Count the lines below that hold the word "varName" and say how many, with no other text.

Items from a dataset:
━━━━━━━━━━━━━━━━━━━━━━━━━━━━━━

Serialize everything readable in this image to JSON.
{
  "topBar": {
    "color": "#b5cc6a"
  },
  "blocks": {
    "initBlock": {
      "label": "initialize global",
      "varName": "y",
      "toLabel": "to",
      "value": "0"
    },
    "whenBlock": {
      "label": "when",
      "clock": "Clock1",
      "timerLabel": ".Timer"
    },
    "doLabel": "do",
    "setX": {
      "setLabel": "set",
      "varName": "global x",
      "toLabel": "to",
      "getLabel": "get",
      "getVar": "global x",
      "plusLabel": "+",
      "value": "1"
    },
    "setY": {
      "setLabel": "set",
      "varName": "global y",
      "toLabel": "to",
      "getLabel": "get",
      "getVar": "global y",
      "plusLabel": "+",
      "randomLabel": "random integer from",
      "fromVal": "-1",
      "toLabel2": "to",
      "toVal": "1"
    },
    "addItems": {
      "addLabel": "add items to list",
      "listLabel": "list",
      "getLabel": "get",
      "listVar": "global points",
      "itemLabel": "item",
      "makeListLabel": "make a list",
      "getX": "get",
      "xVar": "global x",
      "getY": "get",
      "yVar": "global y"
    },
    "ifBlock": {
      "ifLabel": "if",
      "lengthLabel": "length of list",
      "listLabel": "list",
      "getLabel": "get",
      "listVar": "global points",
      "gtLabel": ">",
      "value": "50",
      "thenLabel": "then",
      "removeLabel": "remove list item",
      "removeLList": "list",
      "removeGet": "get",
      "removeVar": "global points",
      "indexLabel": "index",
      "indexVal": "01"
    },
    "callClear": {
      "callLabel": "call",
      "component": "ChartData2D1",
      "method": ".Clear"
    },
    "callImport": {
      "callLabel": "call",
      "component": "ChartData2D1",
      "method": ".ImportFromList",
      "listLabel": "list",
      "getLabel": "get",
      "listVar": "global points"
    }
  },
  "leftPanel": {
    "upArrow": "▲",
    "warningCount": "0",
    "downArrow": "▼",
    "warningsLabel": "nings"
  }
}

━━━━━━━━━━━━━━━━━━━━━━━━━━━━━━

Response to the exercise
3